AIM OF THE EXERCISE: In the entries below, count every line containing "image". Reply with the number alone.

■ ■ ■ ■ ■ ■ ■

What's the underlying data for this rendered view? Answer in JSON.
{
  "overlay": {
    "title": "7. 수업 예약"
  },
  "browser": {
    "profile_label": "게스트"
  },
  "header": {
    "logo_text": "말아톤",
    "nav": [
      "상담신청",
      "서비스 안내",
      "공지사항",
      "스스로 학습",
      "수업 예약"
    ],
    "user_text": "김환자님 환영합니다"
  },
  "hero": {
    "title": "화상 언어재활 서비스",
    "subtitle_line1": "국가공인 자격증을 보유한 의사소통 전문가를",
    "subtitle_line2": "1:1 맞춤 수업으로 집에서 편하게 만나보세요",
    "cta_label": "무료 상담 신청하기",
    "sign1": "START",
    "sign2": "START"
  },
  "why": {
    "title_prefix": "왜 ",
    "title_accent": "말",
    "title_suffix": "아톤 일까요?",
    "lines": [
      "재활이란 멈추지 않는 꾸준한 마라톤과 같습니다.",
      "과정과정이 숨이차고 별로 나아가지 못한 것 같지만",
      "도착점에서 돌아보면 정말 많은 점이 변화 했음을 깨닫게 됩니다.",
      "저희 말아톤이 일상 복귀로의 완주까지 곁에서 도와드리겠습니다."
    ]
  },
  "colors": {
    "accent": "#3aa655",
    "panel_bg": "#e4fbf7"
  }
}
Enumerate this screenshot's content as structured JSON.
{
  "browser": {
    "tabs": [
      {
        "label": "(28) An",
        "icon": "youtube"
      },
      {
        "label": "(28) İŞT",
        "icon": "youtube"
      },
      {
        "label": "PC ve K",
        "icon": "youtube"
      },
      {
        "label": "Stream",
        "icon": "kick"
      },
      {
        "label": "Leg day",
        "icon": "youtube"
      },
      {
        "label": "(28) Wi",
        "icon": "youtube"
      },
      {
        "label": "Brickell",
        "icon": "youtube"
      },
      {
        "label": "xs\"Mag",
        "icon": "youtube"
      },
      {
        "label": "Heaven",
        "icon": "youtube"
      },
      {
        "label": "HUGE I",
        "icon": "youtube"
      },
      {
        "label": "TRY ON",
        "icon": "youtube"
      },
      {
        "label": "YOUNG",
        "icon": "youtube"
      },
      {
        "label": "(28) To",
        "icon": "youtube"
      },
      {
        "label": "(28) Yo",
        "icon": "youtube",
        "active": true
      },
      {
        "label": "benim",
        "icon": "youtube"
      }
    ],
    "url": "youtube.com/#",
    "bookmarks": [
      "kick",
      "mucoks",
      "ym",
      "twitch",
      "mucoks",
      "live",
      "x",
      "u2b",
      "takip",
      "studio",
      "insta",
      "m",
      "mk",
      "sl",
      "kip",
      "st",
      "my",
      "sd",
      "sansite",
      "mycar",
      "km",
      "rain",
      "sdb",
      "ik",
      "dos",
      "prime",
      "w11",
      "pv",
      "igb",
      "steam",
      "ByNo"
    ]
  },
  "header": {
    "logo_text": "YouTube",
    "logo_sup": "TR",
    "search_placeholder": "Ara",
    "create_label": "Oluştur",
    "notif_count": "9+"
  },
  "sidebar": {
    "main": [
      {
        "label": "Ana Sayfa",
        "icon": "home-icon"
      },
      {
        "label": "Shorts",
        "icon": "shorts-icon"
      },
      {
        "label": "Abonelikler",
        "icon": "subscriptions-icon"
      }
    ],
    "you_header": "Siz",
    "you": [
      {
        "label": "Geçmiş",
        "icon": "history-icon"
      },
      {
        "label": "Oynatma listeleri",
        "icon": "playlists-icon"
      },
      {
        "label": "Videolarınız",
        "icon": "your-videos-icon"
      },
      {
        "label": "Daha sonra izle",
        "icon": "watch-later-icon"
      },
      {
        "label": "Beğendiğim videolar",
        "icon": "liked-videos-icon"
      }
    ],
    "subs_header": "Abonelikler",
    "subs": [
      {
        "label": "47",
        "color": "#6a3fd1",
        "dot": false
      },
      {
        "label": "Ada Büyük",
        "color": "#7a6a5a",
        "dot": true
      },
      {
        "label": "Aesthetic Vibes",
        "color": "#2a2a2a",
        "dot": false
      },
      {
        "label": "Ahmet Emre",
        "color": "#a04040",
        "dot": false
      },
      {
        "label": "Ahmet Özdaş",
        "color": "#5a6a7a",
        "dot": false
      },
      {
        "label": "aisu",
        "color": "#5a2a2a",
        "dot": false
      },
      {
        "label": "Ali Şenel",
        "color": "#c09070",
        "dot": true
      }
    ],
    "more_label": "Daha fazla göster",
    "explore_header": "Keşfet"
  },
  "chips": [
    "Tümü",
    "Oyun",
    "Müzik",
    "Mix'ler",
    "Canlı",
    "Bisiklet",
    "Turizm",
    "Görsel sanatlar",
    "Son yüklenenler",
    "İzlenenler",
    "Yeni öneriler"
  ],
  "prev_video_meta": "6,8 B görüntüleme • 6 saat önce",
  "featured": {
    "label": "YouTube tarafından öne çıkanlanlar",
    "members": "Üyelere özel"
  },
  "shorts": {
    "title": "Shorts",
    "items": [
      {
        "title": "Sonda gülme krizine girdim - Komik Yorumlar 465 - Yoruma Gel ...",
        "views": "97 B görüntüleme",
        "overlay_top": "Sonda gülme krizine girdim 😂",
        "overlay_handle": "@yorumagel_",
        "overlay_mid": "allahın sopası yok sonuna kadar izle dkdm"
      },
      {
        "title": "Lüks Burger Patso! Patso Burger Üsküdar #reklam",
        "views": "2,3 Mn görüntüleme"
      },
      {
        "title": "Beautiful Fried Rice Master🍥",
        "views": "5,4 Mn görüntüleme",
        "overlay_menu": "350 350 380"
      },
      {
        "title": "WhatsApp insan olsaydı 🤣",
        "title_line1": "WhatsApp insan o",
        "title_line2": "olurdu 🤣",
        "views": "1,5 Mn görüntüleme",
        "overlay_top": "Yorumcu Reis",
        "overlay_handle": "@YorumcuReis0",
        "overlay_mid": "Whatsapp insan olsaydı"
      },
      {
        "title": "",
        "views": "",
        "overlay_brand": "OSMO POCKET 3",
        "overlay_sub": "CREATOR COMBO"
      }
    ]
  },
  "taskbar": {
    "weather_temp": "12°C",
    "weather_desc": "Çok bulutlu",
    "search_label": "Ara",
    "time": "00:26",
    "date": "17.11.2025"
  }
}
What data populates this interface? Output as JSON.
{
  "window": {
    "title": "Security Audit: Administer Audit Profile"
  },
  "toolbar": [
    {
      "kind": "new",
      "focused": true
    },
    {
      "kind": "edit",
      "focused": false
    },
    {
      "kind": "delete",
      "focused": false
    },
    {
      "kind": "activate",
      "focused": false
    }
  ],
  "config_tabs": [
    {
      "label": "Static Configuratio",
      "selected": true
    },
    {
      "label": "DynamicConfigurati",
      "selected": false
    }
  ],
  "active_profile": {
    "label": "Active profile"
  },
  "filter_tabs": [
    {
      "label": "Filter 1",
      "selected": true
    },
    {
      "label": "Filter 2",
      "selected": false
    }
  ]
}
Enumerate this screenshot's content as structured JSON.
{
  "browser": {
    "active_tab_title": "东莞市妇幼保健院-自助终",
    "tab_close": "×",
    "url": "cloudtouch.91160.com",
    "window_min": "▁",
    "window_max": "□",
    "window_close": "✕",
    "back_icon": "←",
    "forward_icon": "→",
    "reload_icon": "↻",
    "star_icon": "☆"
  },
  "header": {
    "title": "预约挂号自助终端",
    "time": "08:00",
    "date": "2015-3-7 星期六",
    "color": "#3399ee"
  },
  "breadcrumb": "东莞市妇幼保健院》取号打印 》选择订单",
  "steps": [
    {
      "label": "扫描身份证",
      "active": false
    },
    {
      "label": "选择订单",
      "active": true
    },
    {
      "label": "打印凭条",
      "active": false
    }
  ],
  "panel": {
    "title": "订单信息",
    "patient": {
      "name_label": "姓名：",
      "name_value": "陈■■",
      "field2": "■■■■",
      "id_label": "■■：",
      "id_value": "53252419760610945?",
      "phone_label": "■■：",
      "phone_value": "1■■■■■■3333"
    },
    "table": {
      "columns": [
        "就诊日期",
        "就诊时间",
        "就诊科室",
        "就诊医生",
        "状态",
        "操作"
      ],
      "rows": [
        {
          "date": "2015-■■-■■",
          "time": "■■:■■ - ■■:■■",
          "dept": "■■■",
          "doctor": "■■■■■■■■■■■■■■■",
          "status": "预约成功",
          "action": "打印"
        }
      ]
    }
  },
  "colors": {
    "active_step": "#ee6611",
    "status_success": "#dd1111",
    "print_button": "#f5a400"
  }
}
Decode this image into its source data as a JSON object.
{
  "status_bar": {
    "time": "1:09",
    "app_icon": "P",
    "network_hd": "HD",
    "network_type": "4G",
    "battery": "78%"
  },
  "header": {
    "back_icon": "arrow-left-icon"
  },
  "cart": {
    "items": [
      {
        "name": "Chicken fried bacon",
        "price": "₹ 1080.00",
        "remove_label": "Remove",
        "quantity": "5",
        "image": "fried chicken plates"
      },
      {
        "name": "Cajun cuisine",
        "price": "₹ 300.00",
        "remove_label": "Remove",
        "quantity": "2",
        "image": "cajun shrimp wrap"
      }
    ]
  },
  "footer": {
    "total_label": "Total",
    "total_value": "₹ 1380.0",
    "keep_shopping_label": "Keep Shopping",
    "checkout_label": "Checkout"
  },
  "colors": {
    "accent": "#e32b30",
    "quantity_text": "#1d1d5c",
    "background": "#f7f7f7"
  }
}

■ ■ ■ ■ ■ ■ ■

PROBLEM SOLUTION: 3